$1.5M Palatka Project Aimed At Improving St. Johns River Water Quality

Jul 22, 2019

The St. Johns River Water Management District is funding a $1.5 million project in Palatka to improve the quality of stormwater discharges to the St. Johns River.

It’s the second phase of the City of Palatka’s South Historic District Stormwater project, which aims to reduce and treat runoff from a residential neighborhood that discharges to the St. Johns River.

St. Johns River Water Management District (SJRWMD) staff presented a symbolic check to members of Palatka’s City Commission during its monthly meeting Thursday.

Pictured from left to right: City Clerk Betsy Driggers, commissioners Mary Lawson-Brown and Justin Campbell, SJRWMD Intergovernmental Coordinator James Troiano, Public Works Director Jonathan Griffith, Mayor Terrill Hill, commissioners Tammie McCaskill and Rufus Borom, and Interim Manager Elmon Lee Garner.
Credit St. Johns River Water Management District

“[The] City of Palatka is extremely grateful of SJRWMD’s generosity,” said Palatka Mayor Terrill Hill. “The district’s cost-share grants have enabled us to complete stormwater and potable water line infrastructure improvements in the South Historic District. We look forward to a continued successful partnership with the district.”

During the first phase of the project, aging stormwater infrastructure was replaced to reduce nitrogen and phosphorus nutrient loading to the river. Nitrogen and phosphorus loading in Florida’s waterways is considered a leading driver of the harmful algal blooms that have plagued the state in recent years.

The second phase will involve the installation of an exfiltration trench and stormwater conveyance (methods designed to transport surface runoff without causing erosion or flooding) over 11 blocks of Palatka’s South Historic District, targeting the two remaining discharge points that weren’t included in the first phase.

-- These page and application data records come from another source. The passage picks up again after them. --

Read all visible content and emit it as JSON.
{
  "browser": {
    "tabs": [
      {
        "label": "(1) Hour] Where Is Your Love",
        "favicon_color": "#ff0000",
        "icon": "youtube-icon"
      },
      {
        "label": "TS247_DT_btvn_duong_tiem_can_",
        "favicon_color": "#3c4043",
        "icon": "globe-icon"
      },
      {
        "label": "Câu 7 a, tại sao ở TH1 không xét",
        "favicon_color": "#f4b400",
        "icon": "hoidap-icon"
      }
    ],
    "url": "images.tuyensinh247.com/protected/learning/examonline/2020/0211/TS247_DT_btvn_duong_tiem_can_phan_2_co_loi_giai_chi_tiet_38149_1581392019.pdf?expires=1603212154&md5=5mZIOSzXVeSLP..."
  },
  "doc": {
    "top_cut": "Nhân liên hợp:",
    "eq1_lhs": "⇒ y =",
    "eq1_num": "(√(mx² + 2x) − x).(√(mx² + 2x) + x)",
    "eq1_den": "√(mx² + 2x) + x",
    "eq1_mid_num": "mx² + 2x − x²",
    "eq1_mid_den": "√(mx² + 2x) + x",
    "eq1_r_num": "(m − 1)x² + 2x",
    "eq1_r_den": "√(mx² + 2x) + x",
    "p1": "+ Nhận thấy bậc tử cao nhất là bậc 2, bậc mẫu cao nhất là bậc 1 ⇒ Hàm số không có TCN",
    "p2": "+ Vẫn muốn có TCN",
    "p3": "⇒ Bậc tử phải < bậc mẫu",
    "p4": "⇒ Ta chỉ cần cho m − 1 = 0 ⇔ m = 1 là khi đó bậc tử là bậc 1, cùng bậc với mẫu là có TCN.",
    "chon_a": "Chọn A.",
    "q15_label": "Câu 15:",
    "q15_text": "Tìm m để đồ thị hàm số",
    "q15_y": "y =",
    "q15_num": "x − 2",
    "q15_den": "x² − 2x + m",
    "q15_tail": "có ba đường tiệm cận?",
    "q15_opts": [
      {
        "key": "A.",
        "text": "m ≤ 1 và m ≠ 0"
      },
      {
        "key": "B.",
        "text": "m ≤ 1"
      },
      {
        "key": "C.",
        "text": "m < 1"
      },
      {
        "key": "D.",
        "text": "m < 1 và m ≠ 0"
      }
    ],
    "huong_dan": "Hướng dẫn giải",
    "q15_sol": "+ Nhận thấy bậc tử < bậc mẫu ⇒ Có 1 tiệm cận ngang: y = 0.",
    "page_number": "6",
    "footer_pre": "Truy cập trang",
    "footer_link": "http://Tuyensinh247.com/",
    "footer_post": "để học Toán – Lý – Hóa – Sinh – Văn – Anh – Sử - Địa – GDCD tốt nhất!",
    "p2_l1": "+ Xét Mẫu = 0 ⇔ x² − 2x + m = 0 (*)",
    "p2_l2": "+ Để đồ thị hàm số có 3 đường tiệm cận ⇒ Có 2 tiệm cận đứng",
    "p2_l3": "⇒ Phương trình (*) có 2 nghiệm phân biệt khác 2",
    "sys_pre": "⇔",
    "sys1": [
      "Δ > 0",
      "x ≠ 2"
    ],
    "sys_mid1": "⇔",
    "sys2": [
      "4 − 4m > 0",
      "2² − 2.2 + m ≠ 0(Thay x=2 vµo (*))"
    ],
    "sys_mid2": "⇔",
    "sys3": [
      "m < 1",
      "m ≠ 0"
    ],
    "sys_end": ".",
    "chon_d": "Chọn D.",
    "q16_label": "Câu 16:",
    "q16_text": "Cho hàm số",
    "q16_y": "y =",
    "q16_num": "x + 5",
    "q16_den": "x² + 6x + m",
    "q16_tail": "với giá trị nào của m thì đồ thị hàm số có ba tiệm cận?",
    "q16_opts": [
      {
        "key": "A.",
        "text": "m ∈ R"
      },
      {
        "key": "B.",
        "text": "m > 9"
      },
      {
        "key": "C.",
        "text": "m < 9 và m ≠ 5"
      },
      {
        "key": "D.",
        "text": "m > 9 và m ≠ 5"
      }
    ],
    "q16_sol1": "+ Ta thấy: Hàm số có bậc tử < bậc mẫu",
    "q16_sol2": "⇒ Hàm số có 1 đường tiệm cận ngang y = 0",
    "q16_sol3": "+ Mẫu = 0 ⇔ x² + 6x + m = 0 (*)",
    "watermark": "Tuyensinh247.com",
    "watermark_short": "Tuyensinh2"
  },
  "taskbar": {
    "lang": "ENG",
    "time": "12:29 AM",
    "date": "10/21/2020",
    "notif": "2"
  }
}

The SJRWMD estimates that when the project is finished the St. Johns River will see a total nitrogen reduction of 128 pounds per year and a total phosphorus reduction of nearly 17 pounds per year.

That's as Florida's new Blue Green Algae Task Force gets set to hold its second meetingon August 1st to discuss ways to reduce the impacts of toxic algae blooms.

“Cost-share partnerships are a great way to ensure worthy projects like this one are constructed,” said St. Johns River Water Management District Executive Director Dr. Ann Shortelle. “We are enthusiastic about our continued work with the city of Palatka to reduce nutrient loading to the river, the centerpiece of the district’s hometown.”

Brendan Rivers can be reached at brivers@wjct.org, 904-358-6396 or on Twitter at @BrendanRivers.